START THE DATA

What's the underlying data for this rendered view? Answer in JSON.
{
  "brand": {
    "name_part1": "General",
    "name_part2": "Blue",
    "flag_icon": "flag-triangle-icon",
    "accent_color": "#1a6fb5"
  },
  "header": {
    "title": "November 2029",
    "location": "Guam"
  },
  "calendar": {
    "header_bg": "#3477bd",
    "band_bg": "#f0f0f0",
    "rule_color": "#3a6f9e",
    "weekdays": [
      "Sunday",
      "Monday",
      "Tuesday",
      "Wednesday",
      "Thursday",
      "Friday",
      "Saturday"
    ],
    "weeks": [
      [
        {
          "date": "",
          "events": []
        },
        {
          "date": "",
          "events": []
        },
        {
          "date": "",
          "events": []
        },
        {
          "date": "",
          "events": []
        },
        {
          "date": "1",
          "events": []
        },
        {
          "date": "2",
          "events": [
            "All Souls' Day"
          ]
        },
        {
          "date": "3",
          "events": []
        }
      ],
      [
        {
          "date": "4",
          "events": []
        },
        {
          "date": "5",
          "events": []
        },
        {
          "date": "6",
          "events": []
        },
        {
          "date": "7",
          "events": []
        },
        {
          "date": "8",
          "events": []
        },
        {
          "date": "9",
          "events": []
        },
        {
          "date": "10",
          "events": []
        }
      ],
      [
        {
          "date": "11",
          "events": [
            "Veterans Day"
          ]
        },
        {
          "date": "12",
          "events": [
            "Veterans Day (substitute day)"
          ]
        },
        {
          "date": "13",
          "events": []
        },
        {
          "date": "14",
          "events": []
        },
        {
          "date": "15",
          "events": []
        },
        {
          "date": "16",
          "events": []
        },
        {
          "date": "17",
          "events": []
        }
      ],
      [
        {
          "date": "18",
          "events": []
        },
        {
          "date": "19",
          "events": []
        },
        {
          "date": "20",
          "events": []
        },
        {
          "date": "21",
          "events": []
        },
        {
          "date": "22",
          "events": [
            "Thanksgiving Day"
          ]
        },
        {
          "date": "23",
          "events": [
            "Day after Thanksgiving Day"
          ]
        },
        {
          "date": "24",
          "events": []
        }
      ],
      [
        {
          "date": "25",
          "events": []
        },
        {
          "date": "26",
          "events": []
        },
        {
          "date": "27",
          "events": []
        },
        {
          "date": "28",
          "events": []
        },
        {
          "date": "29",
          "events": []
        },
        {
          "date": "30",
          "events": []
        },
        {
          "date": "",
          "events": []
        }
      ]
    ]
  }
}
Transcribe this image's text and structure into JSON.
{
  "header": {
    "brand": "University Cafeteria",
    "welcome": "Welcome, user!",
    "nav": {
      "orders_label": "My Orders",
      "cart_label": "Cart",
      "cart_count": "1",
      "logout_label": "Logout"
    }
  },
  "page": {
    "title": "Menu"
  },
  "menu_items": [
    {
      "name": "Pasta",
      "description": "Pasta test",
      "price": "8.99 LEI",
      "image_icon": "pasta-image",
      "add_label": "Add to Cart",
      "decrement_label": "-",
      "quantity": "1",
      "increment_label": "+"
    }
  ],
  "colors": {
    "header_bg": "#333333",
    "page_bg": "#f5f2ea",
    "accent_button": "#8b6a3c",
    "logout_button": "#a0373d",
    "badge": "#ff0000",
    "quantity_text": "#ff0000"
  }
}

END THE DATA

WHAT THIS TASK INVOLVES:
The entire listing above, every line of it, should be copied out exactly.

RESPONSE BELOW:
What's the underlying data for this rendered view? Answer in JSON.
{
  "brand": {
    "name_part1": "General",
    "name_part2": "Blue",
    "flag_icon": "flag-triangle-icon",
    "accent_color": "#1a6fb5"
  },
  "header": {
    "title": "November 2029",
    "location": "Guam"
  },
  "calendar": {
    "header_bg": "#3477bd",
    "band_bg": "#f0f0f0",
    "rule_color": "#3a6f9e",
    "weekdays": [
      "Sunday",
      "Monday",
      "Tuesday",
      "Wednesday",
      "Thursday",
      "Friday",
      "Saturday"
    ],
    "weeks": [
      [
        {
          "date": "",
          "events": []
        },
        {
          "date": "",
          "events": []
        },
        {
          "date": "",
          "events": []
        },
        {
          "date": "",
          "events": []
        },
        {
          "date": "1",
          "events": []
        },
        {
          "date": "2",
          "events": [
            "All Souls' Day"
          ]
        },
        {
          "date": "3",
          "events": []
        }
      ],
      [
        {
          "date": "4",
          "events": []
        },
        {
          "date": "5",
          "events": []
        },
        {
          "date": "6",
          "events": []
        },
        {
          "date": "7",
          "events": []
        },
        {
          "date": "8",
          "events": []
        },
        {
          "date": "9",
          "events": []
        },
        {
          "date": "10",
          "events": []
        }
      ],
      [
        {
          "date": "11",
          "events": [
            "Veterans Day"
          ]
        },
        {
          "date": "12",
          "events": [
            "Veterans Day (substitute day)"
          ]
        },
        {
          "date": "13",
          "events": []
        },
        {
          "date": "14",
          "events": []
        },
        {
          "date": "15",
          "events": []
        },
        {
          "date": "16",
          "events": []
        },
        {
          "date": "17",
          "events": []
        }
      ],
      [
        {
          "date": "18",
          "events": []
        },
        {
          "date": "19",
          "events": []
        },
        {
          "date": "20",
          "events": []
        },
        {
          "date": "21",
          "events": []
        },
        {
          "date": "22",
          "events": [
            "Thanksgiving Day"
          ]
        },
        {
          "date": "23",
          "events": [
            "Day after Thanksgiving Day"
          ]
        },
        {
          "date": "24",
          "events": []
        }
      ],
      [
        {
          "date": "25",
          "events": []
        },
        {
          "date": "26",
          "events": []
        },
        {
          "date": "27",
          "events": []
        },
        {
          "date": "28",
          "events": []
        },
        {
          "date": "29",
          "events": []
        },
        {
          "date": "30",
          "events": []
        },
        {
          "date": "",
          "events": []
        }
      ]
    ]
  }
}
Transcribe this image's text and structure into JSON.
{
  "header": {
    "brand": "University Cafeteria",
    "welcome": "Welcome, user!",
    "nav": {
      "orders_label": "My Orders",
      "cart_label": "Cart",
      "cart_count": "1",
      "logout_label": "Logout"
    }
  },
  "page": {
    "title": "Menu"
  },
  "menu_items": [
    {
      "name": "Pasta",
      "description": "Pasta test",
      "price": "8.99 LEI",
      "image_icon": "pasta-image",
      "add_label": "Add to Cart",
      "decrement_label": "-",
      "quantity": "1",
      "increment_label": "+"
    }
  ],
  "colors": {
    "header_bg": "#333333",
    "page_bg": "#f5f2ea",
    "accent_button": "#8b6a3c",
    "logout_button": "#a0373d",
    "badge": "#ff0000",
    "quantity_text": "#ff0000"
  }
}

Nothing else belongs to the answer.